Tennessee is a long way from gaining that 10th seat. We were about just over 406,100 short of picking it up this time around. Tennessee needed a growth rate of 18.68% to reach the tenth representative.

By: bfra on 12/22/10 at 3:36

No doubt TN would have had that growth rate, had all the illegals been counted.

By: richgoose on 12/22/10 at 4:47

I do not think the population that is growing in Tennessee represents the ideals and standards that I would like.

By: govskeptic on 12/22/10 at 6:48

Noted growth rate of largest increases of growth of States
bordering or near Mexican border. Their representations
go up, even lowly Nevada and Utah.

By: JeffF on 12/22/10 at 9:53

Luckily the states get to count the illegals for reapportionment and funding purposes. Since the illegals do not get to vote their presence gives more representative power to the locals who desire so much to defend themselves from the invaders. Texas' and Arizona's increasing power in the house will go a long way toward the defense of America's borders. The do-gooder states in the North east are continuing their slide toward political oblivion.
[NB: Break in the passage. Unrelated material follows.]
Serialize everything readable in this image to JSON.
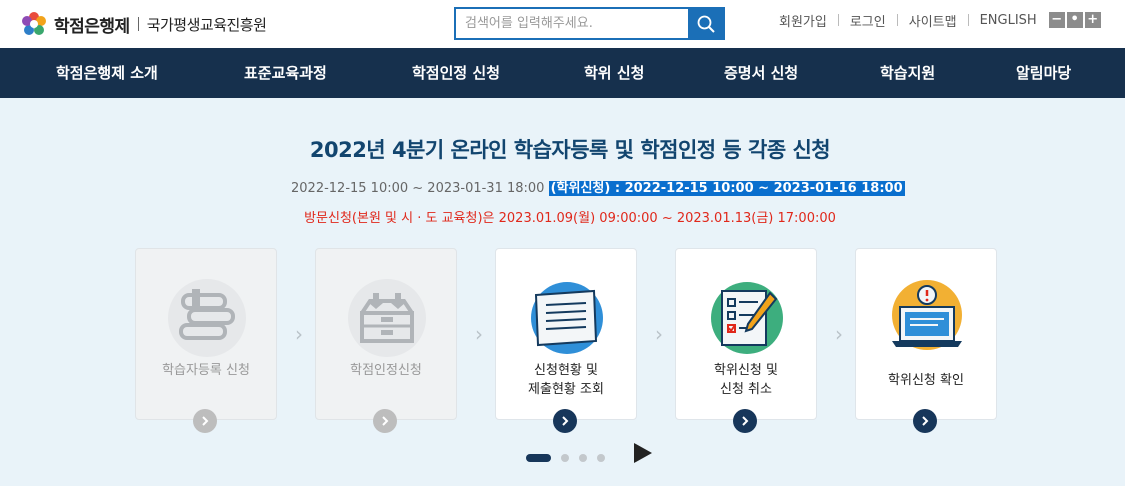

By: joe41 on 12/27/10 at 1:22

I think the comment "I do not think the population that is growing in Tennessee represents the ideals and standards that I would like' is what is wrong with America. Rather than to learn how to get along with people, some folks are building a wall around themselves. We have known this was coming for at least 20 years. My company planned for it and we are much better off for it. Too bad for you other guys.